You don't get to hear much about Sonia Rykiel's first perfume, 7e Sens (1979). It has vanished off the shelves in the mid 80s and seems to have been forgotten. It's not very surprising, though, considering the shift in taste and trends. In an era when people are constantly looking to smell like their clean laundry, a dark animalic beast as 7e Sens doesn't really fit in the designer market. And what an animal it was...
The opening is a feeling of an aged, exquisite fruity liqueur, dark and syrupy, being poured into crystal glasses. You can almost see the dim, candle-lit, velvet-draped room in which this rendez vous is taking place. Long black gloves, a slinky dress, soft murmurs. It's a cliche, I know, but the setting for this perfume simply cannot be an ordinary date at a hook-up bar. It's about strangers on a train, Lady Chatterley and her lover, Isadora Wing's sexual adventures... take your pick. Just not Jennifer Aniston and her ilk.
The progression of 7e Sens is a lesson in animalic notes. It's raw, leathery and warm, and I wouldn't be surprised to learn there's some real castoreum or civet in this juice. This is not for the faint of heart or for the easily offended coworker. There's some barnyard in it and a lot of human bare skin. I find it captivating and engaging, but I'm not sure about wearing it in the company of non-perfume-people.
I have a tiny bottle of the parfum extrait, bought on eBay. There aren't many of these floating around, so I cherish every little drop.
An excerpt of a review from Perfume Smellin Things:
7e Sens offers a glimpse into a subversive, glamorous and elegant world...a world that is a mix of Francoise Sagan and Anais Nin, nonchalant and intense, lightheartedly promiscuous and heartbreakingly erotic.
Sonya Rykiel's 1979 creation, 7e Sens is a play of sparkle and darkness, of overripe sweetness and sharp spiciness.

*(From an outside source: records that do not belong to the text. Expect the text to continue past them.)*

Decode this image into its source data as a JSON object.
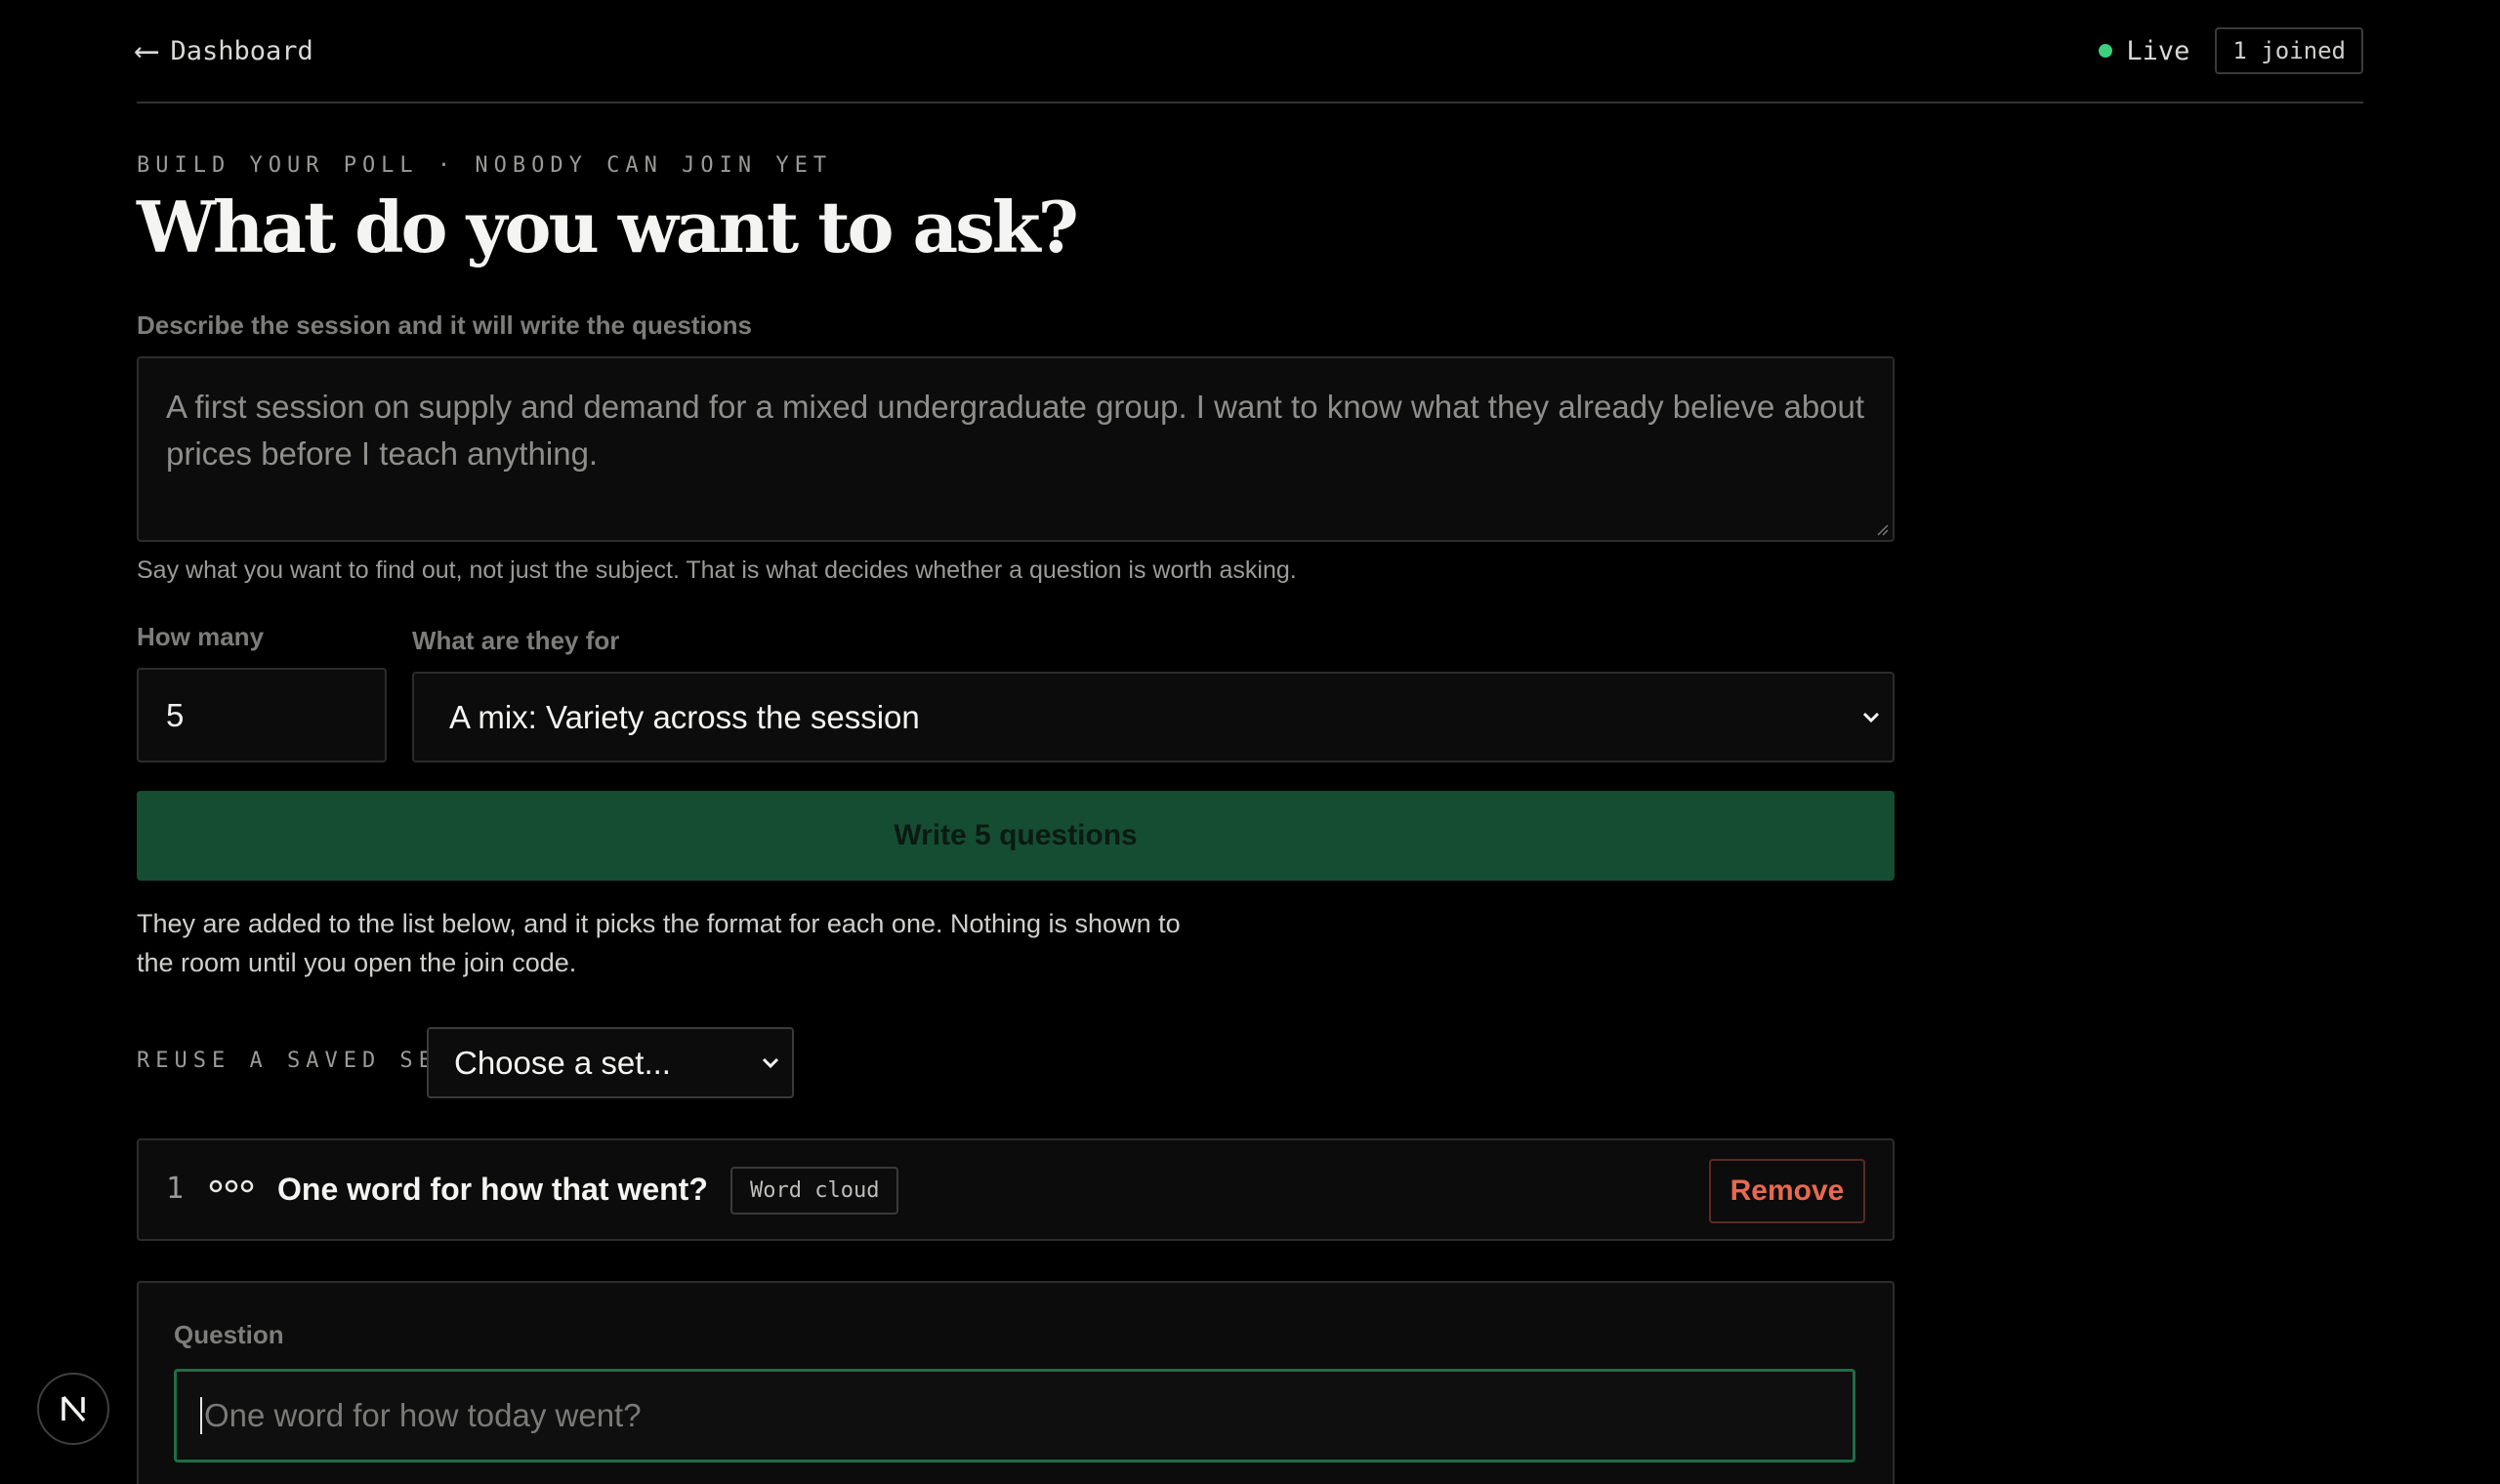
{
  "nav": {
    "back_label": "Dashboard"
  },
  "status": {
    "live_label": "Live",
    "joined_label": "1 joined",
    "live_color": "#3ecf7d"
  },
  "header": {
    "eyebrow": "BUILD YOUR POLL · NOBODY CAN JOIN YET",
    "title": "What do you want to ask?"
  },
  "describe": {
    "label": "Describe the session and it will write the questions",
    "value": "A first session on supply and demand for a mixed undergraduate group. I want to know what they already believe about prices before I teach anything.",
    "hint": "Say what you want to find out, not just the subject. That is what decides whether a question is worth asking."
  },
  "options": {
    "count_label": "How many",
    "count_value": "5",
    "purpose_label": "What are they for",
    "purpose_value": "A mix: Variety across the session"
  },
  "generate": {
    "button_label": "Write 5 questions",
    "note": "They are added to the list below, and it picks the format for each one. Nothing is shown to the room until you open the join code.",
    "accent": "#154d33"
  },
  "reuse": {
    "label": "REUSE A SAVED SET",
    "select_value": "Choose a set..."
  },
  "questions": [
    {
      "number": "1",
      "text": "One word for how that went?",
      "type": "Word cloud",
      "icon": "word-cloud-icon",
      "remove_label": "Remove"
    }
  ],
  "editor": {
    "question_label": "Question",
    "input_placeholder": "One word for how today went?"
  },
  "app_badge": {
    "letter": "N"
  }
}
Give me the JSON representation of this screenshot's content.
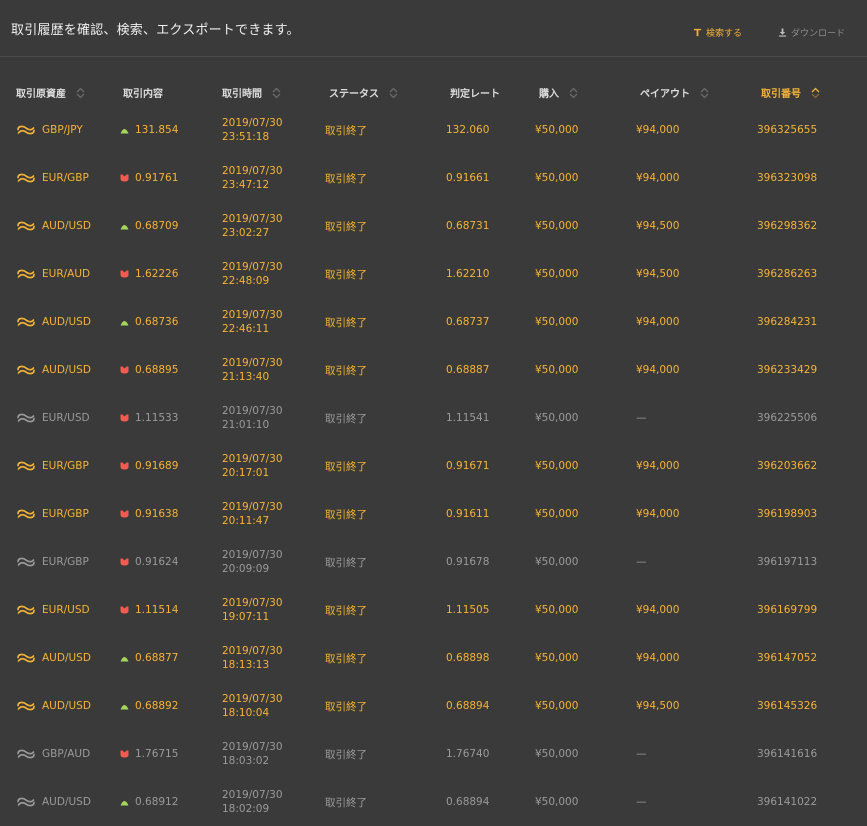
{
  "header": {
    "title": "取引履歴を確認、検索、エクスポートできます。",
    "search_label": "検索する",
    "download_label": "ダウンロード"
  },
  "colors": {
    "accent": "#f5b335",
    "up": "#a8d65a",
    "down": "#ef5b4f",
    "inactive": "#9a9a9a"
  },
  "columns": [
    {
      "key": "asset",
      "label": "取引原資産",
      "sortable": true,
      "active": false
    },
    {
      "key": "trade",
      "label": "取引内容",
      "sortable": false,
      "active": false
    },
    {
      "key": "time",
      "label": "取引時間",
      "sortable": true,
      "active": false
    },
    {
      "key": "status",
      "label": "ステータス",
      "sortable": true,
      "active": false
    },
    {
      "key": "rate",
      "label": "判定レート",
      "sortable": false,
      "active": false
    },
    {
      "key": "buy",
      "label": "購入",
      "sortable": true,
      "active": false
    },
    {
      "key": "payout",
      "label": "ペイアウト",
      "sortable": true,
      "active": false
    },
    {
      "key": "id",
      "label": "取引番号",
      "sortable": true,
      "active": true
    }
  ],
  "rows": [
    {
      "asset": "GBP/JPY",
      "dir": "up",
      "entry": "131.854",
      "date": "2019/07/30",
      "time": "23:51:18",
      "status": "取引終了",
      "rate": "132.060",
      "buy": "¥50,000",
      "payout": "¥94,000",
      "id": "396325655",
      "won": true
    },
    {
      "asset": "EUR/GBP",
      "dir": "down",
      "entry": "0.91761",
      "date": "2019/07/30",
      "time": "23:47:12",
      "status": "取引終了",
      "rate": "0.91661",
      "buy": "¥50,000",
      "payout": "¥94,000",
      "id": "396323098",
      "won": true
    },
    {
      "asset": "AUD/USD",
      "dir": "up",
      "entry": "0.68709",
      "date": "2019/07/30",
      "time": "23:02:27",
      "status": "取引終了",
      "rate": "0.68731",
      "buy": "¥50,000",
      "payout": "¥94,500",
      "id": "396298362",
      "won": true
    },
    {
      "asset": "EUR/AUD",
      "dir": "down",
      "entry": "1.62226",
      "date": "2019/07/30",
      "time": "22:48:09",
      "status": "取引終了",
      "rate": "1.62210",
      "buy": "¥50,000",
      "payout": "¥94,500",
      "id": "396286263",
      "won": true
    },
    {
      "asset": "AUD/USD",
      "dir": "up",
      "entry": "0.68736",
      "date": "2019/07/30",
      "time": "22:46:11",
      "status": "取引終了",
      "rate": "0.68737",
      "buy": "¥50,000",
      "payout": "¥94,000",
      "id": "396284231",
      "won": true
    },
    {
      "asset": "AUD/USD",
      "dir": "down",
      "entry": "0.68895",
      "date": "2019/07/30",
      "time": "21:13:40",
      "status": "取引終了",
      "rate": "0.68887",
      "buy": "¥50,000",
      "payout": "¥94,000",
      "id": "396233429",
      "won": true
    },
    {
      "asset": "EUR/USD",
      "dir": "down",
      "entry": "1.11533",
      "date": "2019/07/30",
      "time": "21:01:10",
      "status": "取引終了",
      "rate": "1.11541",
      "buy": "¥50,000",
      "payout": "—",
      "id": "396225506",
      "won": false
    },
    {
      "asset": "EUR/GBP",
      "dir": "down",
      "entry": "0.91689",
      "date": "2019/07/30",
      "time": "20:17:01",
      "status": "取引終了",
      "rate": "0.91671",
      "buy": "¥50,000",
      "payout": "¥94,000",
      "id": "396203662",
      "won": true
    },
    {
      "asset": "EUR/GBP",
      "dir": "down",
      "entry": "0.91638",
      "date": "2019/07/30",
      "time": "20:11:47",
      "status": "取引終了",
      "rate": "0.91611",
      "buy": "¥50,000",
      "payout": "¥94,000",
      "id": "396198903",
      "won": true
    },
    {
      "asset": "EUR/GBP",
      "dir": "down",
      "entry": "0.91624",
      "date": "2019/07/30",
      "time": "20:09:09",
      "status": "取引終了",
      "rate": "0.91678",
      "buy": "¥50,000",
      "payout": "—",
      "id": "396197113",
      "won": false
    },
    {
      "asset": "EUR/USD",
      "dir": "down",
      "entry": "1.11514",
      "date": "2019/07/30",
      "time": "19:07:11",
      "status": "取引終了",
      "rate": "1.11505",
      "buy": "¥50,000",
      "payout": "¥94,000",
      "id": "396169799",
      "won": true
    },
    {
      "asset": "AUD/USD",
      "dir": "up",
      "entry": "0.68877",
      "date": "2019/07/30",
      "time": "18:13:13",
      "status": "取引終了",
      "rate": "0.68898",
      "buy": "¥50,000",
      "payout": "¥94,000",
      "id": "396147052",
      "won": true
    },
    {
      "asset": "AUD/USD",
      "dir": "up",
      "entry": "0.68892",
      "date": "2019/07/30",
      "time": "18:10:04",
      "status": "取引終了",
      "rate": "0.68894",
      "buy": "¥50,000",
      "payout": "¥94,500",
      "id": "396145326",
      "won": true
    },
    {
      "asset": "GBP/AUD",
      "dir": "down",
      "entry": "1.76715",
      "date": "2019/07/30",
      "time": "18:03:02",
      "status": "取引終了",
      "rate": "1.76740",
      "buy": "¥50,000",
      "payout": "—",
      "id": "396141616",
      "won": false
    },
    {
      "asset": "AUD/USD",
      "dir": "up",
      "entry": "0.68912",
      "date": "2019/07/30",
      "time": "18:02:09",
      "status": "取引終了",
      "rate": "0.68894",
      "buy": "¥50,000",
      "payout": "—",
      "id": "396141022",
      "won": false
    }
  ]
}
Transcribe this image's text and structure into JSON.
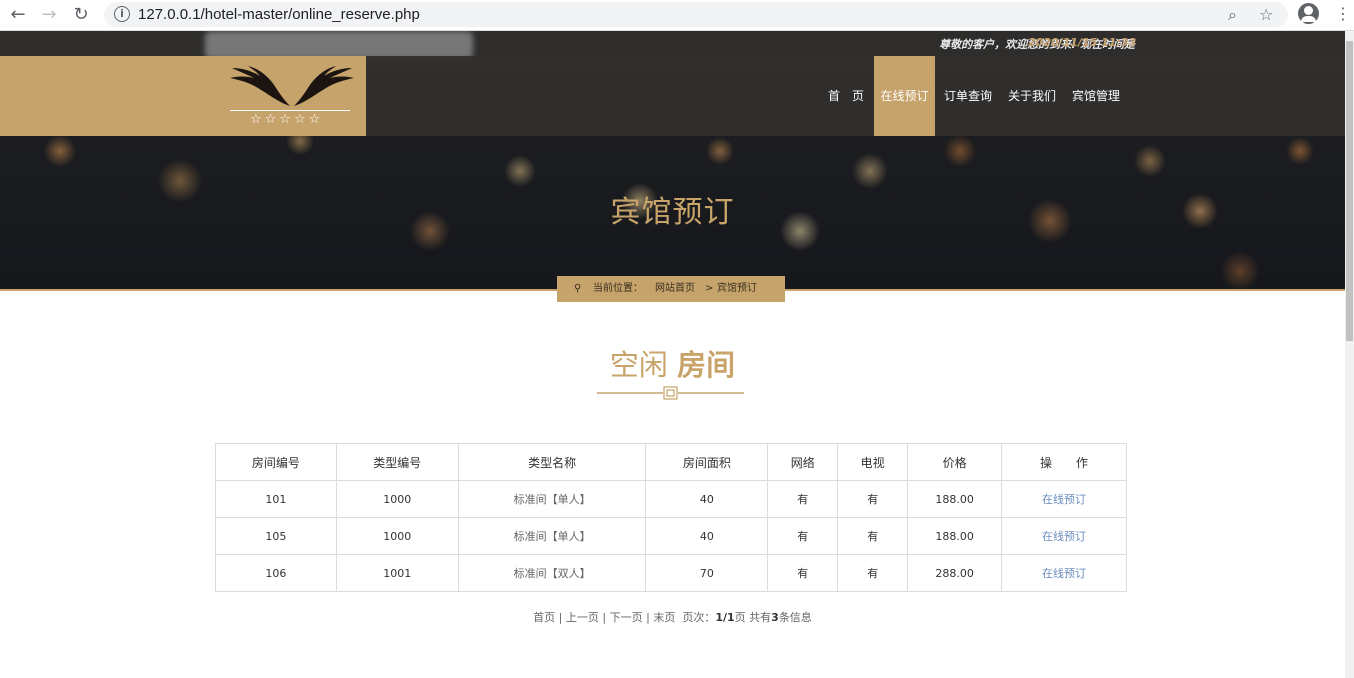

The lighter side of 7e Sens is composed of bubbly aldehydes, of tingly piquancy of coriander and carnation, of the seeming innocence of jasmine and narcissus. The dark side is represented by sinfully luscious prunes (the note I adore in perfume), peach and honey, by the languid ylang and the indolent rose. The two lines run through the composition, sometimes parallel, sometimes intertwining, with the second one eventually taking over and ultimately finding its closure in a lush, animalic, fantastically sexy, nocturnal base of amber, musk, civet, patchouli and castoreum. Brooding and smoldering under its deceptively calm surface, 7e Sens is one of the most sensual fragrances I have encountered.
Septieme Sens has been discontinued.
We are decanting out of an unopened, boxed bottle of the original parfum version of this fragrance.